Paracrystalline fibers of deoxygenated sickle hemoglobin in erythrocytes or concentrated solutions exhibit a phase transformation to a fully crystalline state. X-ray diffraction patterns of the fiber and crystallites are similar except in two respects: the equatorial spacings of the fibers suggest that they pack into a square lattice with a = 220 A, whereas(More)
The deoxyhemoglobin S (deoxy-HbS) double strand is the fundamental building block of both the crystals of deoxy-HbS and the physiologically relevant fibers present within sickle cells. To use the atomic-resolution detail of the hemoglobin-hemoglobin interaction known from the crystallography of HbS as a basis for understanding the interactions in the(More)
Triclinic crystals have been found in capillaries that initially contained deoxygenated sickled erythrocytes, and in solutions of sickle hemoglobin that were stirred during deoxygenation. In both cases these crystals occur as a phase transition from fibers. They have been observed only as twins; the a-axis of one member is related to that of its twin by 180(More)

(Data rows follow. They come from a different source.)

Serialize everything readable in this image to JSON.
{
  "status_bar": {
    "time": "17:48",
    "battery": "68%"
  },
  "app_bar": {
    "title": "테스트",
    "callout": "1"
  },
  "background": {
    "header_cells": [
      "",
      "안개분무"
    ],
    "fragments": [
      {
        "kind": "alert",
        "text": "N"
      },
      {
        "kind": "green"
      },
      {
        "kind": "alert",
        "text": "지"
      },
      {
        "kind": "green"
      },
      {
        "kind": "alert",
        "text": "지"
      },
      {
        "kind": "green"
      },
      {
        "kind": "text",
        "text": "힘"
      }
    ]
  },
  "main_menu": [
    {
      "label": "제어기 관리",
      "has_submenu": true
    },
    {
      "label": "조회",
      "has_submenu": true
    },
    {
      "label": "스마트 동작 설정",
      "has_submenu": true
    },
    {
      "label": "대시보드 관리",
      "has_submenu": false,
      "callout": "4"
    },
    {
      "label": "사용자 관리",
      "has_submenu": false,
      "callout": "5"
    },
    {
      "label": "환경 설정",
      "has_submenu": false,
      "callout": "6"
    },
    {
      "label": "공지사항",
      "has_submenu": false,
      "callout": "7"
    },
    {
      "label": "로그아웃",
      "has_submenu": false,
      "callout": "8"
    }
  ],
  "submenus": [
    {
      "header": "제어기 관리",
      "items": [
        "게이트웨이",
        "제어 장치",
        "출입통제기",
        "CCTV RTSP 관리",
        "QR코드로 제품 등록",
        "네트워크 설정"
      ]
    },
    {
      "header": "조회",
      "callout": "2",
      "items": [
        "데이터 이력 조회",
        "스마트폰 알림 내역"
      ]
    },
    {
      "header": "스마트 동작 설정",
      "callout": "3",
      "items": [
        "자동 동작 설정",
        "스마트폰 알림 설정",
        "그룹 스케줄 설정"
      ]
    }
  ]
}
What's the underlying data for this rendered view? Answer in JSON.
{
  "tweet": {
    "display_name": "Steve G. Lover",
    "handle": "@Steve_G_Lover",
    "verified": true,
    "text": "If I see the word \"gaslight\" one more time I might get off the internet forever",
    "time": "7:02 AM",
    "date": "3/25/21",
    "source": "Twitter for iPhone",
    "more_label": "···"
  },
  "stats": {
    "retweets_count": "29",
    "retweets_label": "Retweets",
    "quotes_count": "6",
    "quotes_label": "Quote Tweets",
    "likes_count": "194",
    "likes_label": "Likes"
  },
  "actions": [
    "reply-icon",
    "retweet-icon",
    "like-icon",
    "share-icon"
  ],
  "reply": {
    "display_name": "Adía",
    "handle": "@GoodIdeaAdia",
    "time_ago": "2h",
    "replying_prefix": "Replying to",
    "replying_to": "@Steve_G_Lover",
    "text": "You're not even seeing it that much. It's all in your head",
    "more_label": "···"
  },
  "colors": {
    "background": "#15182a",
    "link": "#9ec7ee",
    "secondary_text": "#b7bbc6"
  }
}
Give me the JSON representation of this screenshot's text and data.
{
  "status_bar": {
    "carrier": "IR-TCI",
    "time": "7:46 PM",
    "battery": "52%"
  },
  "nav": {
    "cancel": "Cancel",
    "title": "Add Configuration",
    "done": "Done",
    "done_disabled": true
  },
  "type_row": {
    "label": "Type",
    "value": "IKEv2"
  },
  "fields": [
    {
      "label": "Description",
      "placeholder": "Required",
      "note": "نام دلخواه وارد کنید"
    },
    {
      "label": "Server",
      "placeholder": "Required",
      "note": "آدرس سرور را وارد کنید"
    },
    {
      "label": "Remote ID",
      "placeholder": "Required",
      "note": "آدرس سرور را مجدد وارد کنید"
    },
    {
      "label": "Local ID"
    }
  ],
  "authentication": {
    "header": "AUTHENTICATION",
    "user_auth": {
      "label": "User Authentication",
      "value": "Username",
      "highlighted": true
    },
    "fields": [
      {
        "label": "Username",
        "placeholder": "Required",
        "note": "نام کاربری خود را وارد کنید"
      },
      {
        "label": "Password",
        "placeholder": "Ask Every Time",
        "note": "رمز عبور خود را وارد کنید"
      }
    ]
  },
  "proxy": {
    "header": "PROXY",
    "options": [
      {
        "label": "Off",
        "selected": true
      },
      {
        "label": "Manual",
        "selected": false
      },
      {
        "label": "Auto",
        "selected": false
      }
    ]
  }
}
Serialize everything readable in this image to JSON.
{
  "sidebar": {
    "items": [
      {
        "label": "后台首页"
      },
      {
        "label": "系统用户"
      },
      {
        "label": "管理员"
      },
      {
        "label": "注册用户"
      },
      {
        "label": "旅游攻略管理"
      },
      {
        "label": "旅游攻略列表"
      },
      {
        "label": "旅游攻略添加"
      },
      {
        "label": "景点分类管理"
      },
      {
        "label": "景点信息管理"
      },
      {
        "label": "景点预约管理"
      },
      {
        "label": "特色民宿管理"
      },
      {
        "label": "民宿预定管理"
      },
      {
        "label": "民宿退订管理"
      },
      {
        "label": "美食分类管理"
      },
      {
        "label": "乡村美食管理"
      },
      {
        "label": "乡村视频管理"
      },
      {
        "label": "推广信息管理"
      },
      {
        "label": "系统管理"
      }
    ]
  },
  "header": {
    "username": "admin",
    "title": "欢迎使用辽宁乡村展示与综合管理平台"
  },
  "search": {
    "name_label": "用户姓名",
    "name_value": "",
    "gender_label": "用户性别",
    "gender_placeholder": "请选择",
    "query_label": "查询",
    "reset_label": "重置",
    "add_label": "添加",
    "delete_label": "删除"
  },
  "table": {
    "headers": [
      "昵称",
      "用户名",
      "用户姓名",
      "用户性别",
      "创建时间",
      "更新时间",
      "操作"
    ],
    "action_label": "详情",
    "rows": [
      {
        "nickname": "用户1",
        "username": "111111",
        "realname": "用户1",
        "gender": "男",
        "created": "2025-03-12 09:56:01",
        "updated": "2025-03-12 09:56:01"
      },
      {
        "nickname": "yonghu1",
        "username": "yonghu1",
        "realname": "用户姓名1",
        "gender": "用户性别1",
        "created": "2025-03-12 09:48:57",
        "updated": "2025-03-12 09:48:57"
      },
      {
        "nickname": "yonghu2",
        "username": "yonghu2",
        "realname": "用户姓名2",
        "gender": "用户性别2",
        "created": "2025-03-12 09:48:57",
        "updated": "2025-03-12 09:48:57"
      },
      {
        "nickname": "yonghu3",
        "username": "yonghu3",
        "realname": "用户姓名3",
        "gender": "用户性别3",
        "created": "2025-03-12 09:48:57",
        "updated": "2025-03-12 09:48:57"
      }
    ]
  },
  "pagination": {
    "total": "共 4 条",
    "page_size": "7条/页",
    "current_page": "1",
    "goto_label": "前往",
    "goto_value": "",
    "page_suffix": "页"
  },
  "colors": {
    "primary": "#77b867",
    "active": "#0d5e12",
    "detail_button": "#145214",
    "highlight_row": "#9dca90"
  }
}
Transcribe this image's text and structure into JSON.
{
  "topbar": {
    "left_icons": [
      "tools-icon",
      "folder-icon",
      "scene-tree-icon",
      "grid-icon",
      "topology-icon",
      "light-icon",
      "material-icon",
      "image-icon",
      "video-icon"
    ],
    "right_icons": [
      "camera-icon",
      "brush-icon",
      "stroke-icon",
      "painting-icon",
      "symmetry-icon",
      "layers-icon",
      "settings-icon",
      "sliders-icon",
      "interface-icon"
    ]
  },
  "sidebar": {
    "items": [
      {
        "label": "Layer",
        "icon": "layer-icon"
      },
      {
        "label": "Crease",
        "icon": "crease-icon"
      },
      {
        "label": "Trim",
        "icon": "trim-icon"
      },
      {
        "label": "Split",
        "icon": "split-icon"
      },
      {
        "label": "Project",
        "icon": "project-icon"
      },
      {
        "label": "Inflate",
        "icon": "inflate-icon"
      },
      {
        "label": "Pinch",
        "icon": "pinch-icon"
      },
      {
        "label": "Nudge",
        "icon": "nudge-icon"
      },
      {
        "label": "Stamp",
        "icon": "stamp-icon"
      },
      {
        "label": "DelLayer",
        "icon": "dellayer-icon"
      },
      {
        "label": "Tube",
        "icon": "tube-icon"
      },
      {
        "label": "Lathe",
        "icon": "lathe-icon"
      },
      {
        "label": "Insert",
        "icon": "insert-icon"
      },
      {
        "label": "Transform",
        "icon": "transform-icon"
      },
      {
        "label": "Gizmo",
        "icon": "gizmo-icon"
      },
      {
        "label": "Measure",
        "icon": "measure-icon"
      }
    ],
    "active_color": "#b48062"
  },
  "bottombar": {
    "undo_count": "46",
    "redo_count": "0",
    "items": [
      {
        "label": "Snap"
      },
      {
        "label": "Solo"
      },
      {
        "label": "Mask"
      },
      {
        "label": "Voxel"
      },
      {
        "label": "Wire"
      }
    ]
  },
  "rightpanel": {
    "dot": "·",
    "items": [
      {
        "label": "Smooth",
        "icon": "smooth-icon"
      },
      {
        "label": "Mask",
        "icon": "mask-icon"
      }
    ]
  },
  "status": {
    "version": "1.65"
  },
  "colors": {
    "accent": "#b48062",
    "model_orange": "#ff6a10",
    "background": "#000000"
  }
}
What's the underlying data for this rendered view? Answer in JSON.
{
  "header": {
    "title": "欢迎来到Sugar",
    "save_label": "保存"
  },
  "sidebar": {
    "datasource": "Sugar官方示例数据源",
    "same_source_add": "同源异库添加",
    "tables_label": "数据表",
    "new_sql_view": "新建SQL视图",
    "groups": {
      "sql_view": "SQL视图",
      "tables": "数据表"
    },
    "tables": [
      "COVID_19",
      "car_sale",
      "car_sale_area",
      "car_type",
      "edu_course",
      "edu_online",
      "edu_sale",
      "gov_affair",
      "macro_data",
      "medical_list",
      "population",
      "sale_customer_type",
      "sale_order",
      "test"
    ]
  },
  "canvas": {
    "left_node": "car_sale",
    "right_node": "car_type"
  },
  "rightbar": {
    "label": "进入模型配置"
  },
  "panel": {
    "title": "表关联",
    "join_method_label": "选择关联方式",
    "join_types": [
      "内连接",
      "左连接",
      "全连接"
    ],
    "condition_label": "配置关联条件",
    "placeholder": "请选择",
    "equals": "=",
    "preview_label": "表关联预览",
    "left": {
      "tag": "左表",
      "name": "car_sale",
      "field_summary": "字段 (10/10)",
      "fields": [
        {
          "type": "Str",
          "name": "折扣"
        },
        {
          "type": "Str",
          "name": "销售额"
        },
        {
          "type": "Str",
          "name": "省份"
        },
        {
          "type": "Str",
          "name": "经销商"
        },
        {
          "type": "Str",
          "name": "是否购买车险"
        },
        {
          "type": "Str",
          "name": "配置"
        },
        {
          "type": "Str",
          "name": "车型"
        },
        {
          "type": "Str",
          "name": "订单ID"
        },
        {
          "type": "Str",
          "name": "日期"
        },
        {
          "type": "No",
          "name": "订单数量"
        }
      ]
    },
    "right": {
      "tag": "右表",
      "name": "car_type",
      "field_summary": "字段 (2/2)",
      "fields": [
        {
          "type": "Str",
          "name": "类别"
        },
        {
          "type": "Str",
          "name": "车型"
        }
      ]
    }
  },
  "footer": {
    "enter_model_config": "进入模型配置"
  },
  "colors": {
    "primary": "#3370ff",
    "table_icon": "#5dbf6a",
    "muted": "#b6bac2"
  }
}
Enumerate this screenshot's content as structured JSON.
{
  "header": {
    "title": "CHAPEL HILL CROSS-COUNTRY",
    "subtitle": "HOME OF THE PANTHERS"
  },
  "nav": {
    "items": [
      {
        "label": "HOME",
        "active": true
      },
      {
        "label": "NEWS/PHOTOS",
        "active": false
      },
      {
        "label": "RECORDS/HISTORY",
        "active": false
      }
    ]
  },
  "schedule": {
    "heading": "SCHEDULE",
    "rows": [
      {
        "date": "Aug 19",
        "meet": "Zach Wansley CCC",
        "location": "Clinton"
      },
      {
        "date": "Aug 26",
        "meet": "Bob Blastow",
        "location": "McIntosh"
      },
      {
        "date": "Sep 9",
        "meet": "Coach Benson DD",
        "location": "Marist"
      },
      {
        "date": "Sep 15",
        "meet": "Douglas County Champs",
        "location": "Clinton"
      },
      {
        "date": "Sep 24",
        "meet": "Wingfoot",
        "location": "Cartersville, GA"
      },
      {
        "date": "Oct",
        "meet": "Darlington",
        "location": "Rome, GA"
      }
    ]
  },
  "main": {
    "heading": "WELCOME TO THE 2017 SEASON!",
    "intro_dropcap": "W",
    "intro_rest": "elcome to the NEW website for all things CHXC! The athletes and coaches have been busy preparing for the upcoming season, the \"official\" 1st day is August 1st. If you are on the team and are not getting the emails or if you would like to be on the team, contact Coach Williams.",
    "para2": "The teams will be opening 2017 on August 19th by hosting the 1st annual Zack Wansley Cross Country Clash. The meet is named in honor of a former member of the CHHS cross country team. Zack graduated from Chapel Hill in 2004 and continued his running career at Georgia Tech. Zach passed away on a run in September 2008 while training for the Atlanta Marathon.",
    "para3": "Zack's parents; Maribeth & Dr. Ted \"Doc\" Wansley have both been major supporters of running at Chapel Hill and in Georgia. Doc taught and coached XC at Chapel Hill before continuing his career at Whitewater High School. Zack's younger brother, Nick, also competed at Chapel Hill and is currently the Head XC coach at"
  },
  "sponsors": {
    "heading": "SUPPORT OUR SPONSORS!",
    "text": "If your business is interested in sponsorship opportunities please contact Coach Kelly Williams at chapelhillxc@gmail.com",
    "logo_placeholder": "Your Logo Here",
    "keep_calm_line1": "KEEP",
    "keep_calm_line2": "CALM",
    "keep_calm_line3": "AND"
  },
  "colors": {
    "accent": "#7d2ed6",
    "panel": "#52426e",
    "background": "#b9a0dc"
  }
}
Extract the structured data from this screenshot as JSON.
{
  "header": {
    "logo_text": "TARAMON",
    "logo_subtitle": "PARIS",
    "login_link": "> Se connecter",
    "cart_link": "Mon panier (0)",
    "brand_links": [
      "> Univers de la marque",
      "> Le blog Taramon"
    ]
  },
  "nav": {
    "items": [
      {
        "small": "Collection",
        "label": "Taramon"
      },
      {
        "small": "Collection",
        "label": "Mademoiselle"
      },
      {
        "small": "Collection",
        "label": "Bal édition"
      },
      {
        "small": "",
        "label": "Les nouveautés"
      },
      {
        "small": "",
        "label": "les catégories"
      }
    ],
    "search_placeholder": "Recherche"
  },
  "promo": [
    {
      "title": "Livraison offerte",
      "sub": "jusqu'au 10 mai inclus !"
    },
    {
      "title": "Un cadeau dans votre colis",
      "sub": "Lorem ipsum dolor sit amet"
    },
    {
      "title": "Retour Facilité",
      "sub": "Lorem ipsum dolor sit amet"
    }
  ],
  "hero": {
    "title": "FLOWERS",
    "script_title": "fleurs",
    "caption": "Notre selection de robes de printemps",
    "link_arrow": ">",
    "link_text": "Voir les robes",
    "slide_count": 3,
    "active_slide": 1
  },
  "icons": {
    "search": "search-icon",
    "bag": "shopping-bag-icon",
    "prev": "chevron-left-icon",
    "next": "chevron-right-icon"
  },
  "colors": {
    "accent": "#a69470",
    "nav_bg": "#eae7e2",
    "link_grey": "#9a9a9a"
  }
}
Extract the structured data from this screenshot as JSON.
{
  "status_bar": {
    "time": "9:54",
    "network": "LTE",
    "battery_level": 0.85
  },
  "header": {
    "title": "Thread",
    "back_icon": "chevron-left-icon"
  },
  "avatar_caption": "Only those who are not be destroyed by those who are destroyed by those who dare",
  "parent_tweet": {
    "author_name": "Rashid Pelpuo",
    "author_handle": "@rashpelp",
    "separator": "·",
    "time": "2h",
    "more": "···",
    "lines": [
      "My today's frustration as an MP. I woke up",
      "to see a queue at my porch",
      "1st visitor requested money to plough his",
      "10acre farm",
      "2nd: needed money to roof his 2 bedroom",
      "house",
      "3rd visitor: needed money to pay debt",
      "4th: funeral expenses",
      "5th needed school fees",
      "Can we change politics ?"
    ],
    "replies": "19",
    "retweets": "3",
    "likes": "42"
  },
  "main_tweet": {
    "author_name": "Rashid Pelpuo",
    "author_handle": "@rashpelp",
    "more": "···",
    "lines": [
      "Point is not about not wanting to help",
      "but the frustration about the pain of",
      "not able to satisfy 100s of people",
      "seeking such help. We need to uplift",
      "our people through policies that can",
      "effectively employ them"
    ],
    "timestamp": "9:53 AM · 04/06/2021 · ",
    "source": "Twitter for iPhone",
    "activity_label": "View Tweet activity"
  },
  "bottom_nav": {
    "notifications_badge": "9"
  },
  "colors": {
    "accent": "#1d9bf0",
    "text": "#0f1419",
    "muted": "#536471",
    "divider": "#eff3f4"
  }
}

Solubilities of deoxygenated sickle cell hemoglobin (deoxy-Hb S), at varying pH and temperature over a range of concentrations encompassing those found in erythrocytes, were measured. The technique involved ultracentrifugation, which gave values of the supernatant concentration and the mass of the sedimented material. The data establish that the solubility(More)